Tai Shan is back in China, settling into Villa #1 at the Bifengxia Panda Base in Ya’an in Szechuan province, and now the clock’s ticking for the National Zoo’s other giant pandas, Mei Xiang and Tian Tian.
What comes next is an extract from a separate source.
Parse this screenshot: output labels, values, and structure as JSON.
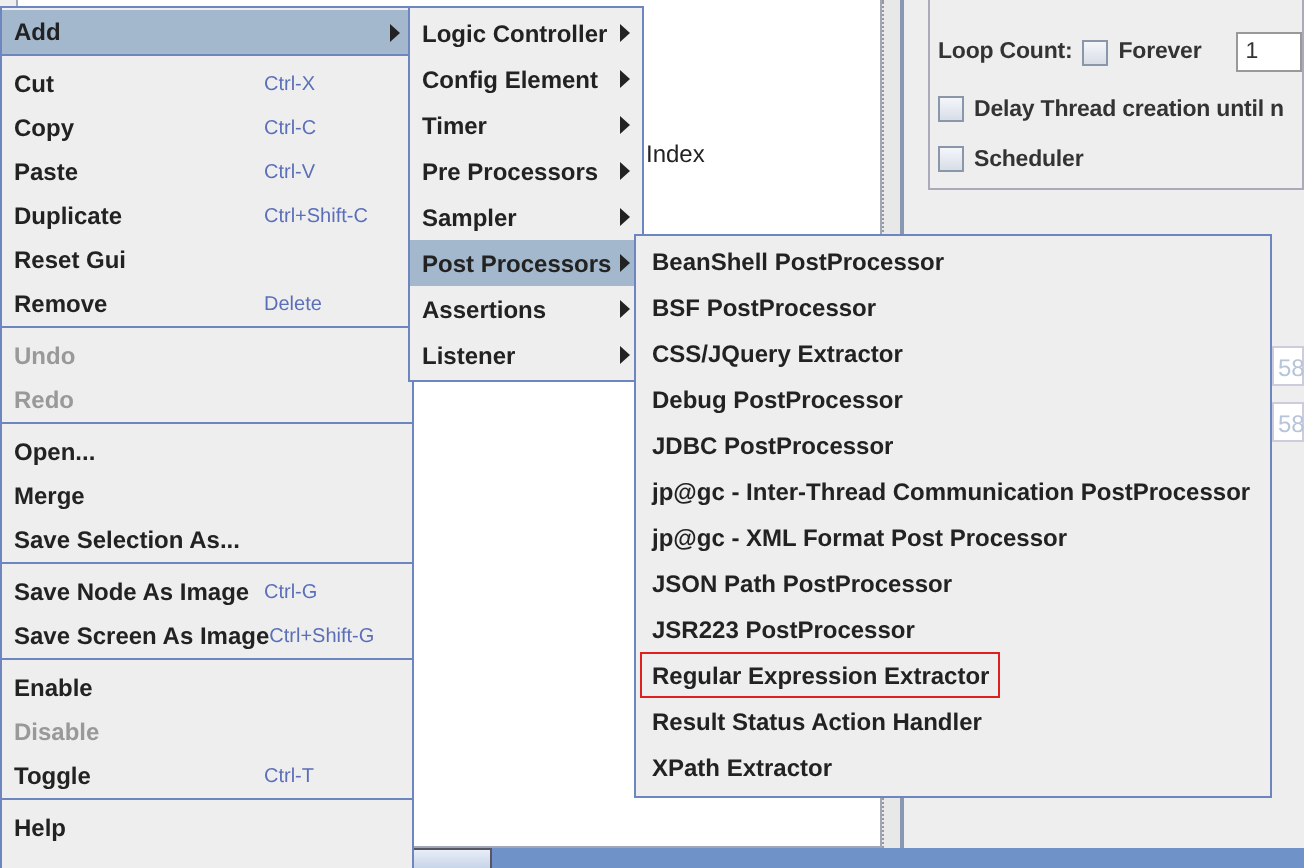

Their ten-year “rental” contracts run out in December, meaning that the zoo is gearing up for negotiations.
“Ideally we’ll have made progress by summer, which will determine exactly what happens to our panda program,” says Dennis Kelly, the National Zoo’s new director.
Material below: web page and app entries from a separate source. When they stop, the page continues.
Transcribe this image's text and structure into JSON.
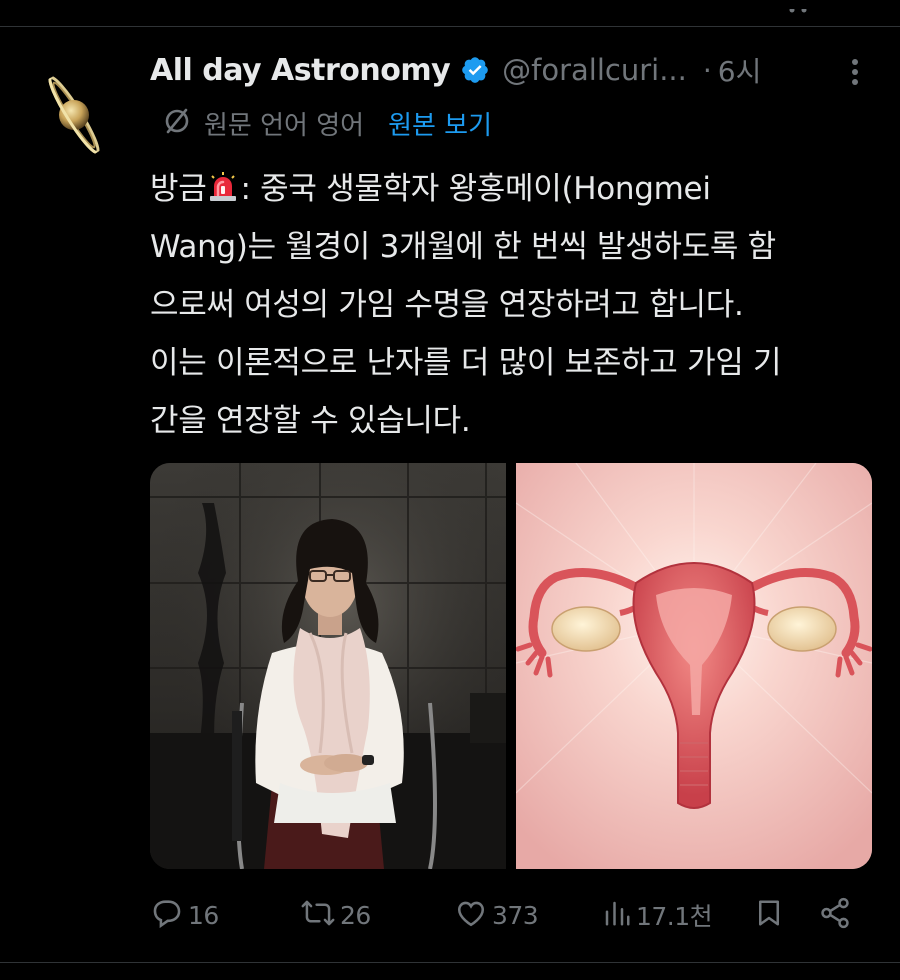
{
  "tweet": {
    "author": {
      "display_name": "All day Astronomy",
      "handle": "@forallcuri...",
      "verified_color": "#1d9bf0",
      "avatar_icon": "saturn-icon"
    },
    "separator": "·",
    "time": "6시",
    "translation": {
      "label": "원문 언어 영어",
      "show_original": "원본 보기"
    },
    "text_lines": [
      {
        "before": "방금",
        "emoji": "siren-icon",
        "after": ": 중국 생물학자 왕홍메이(Hongmei"
      },
      {
        "text": "Wang)는 월경이 3개월에 한 번씩 발생하도록 함"
      },
      {
        "text": "으로써 여성의 가임 수명을 연장하려고 합니다."
      },
      {
        "text": "이는 이론적으로 난자를 더 많이 보존하고 가임 기"
      },
      {
        "text": "간을 연장할 수 있습니다."
      }
    ],
    "media": [
      {
        "kind": "photo",
        "subject": "portrait-photo"
      },
      {
        "kind": "illustration",
        "subject": "uterus-illustration"
      }
    ],
    "actions": {
      "replies": "16",
      "reposts": "26",
      "likes": "373",
      "views": "17.1천"
    },
    "colors": {
      "background": "#000000",
      "text": "#e7e9ea",
      "secondary": "#71767b",
      "accent": "#1d9bf0"
    }
  }
}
Kelly has experience with pandas: The FedEx plane carrying Tai Shan back to China also carried a panda cub from Atlanta, where Kelly had been head of the zoo.
National Zoo officials hope to secure a five-to-ten-year extension for its current panda pair; it now pays about $1 million a year to China to “rent” the pandas.
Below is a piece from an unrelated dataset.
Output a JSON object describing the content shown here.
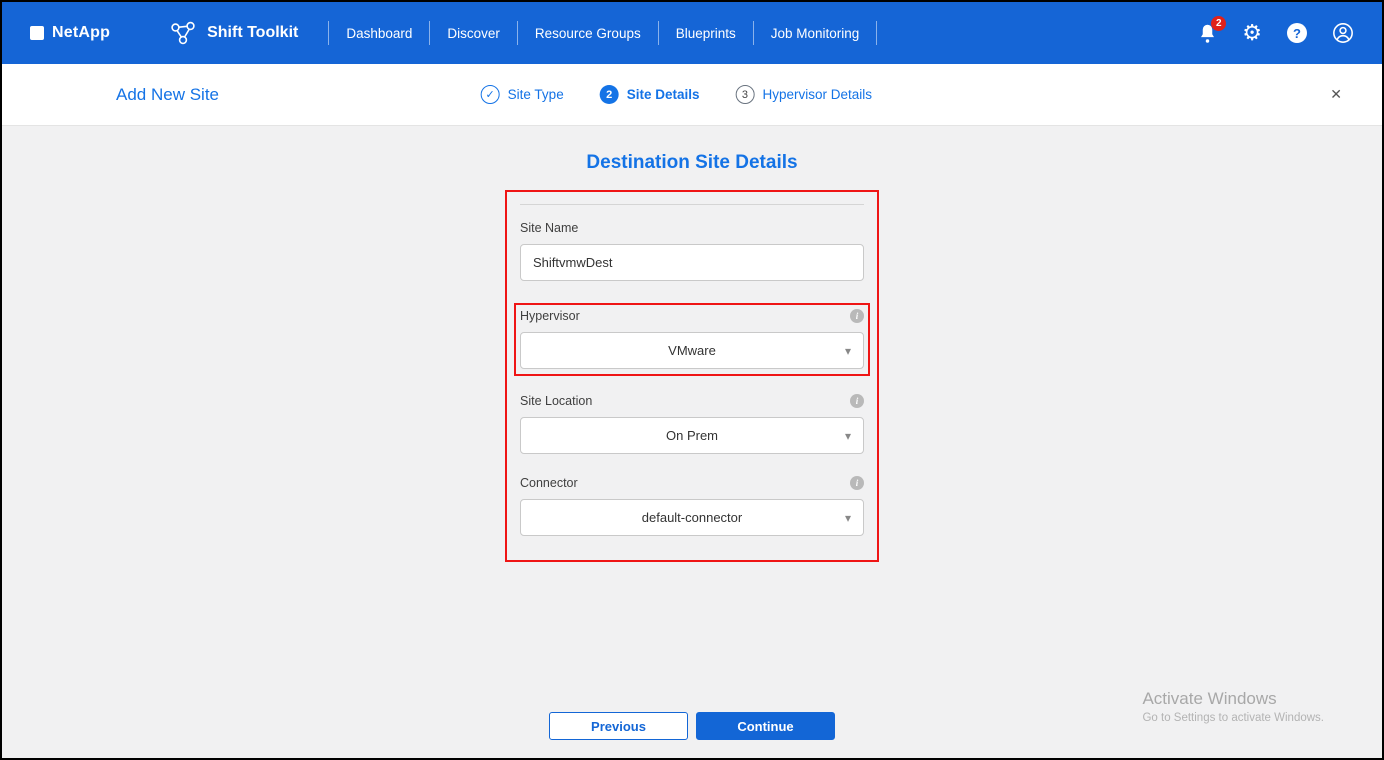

China’s a tough negotiator, knowing that the bears are huge draws for US zoos.
Could Washington end up pandaless?
“We’re confident giant pandas will always reside at the National Zoo,” says Don Moore, associate director of animal-care sciences.
Kelly, though, isn’t putting all his cubs in one basket: “I also think everyone will enjoy our new Andean bear cubs when they make their debut later this spring.”
Meanwhile, the zoo is still doing a brisk business in Tai Shan memorabilia—the best-selling item is a small plush bear with his name sewn on the foot.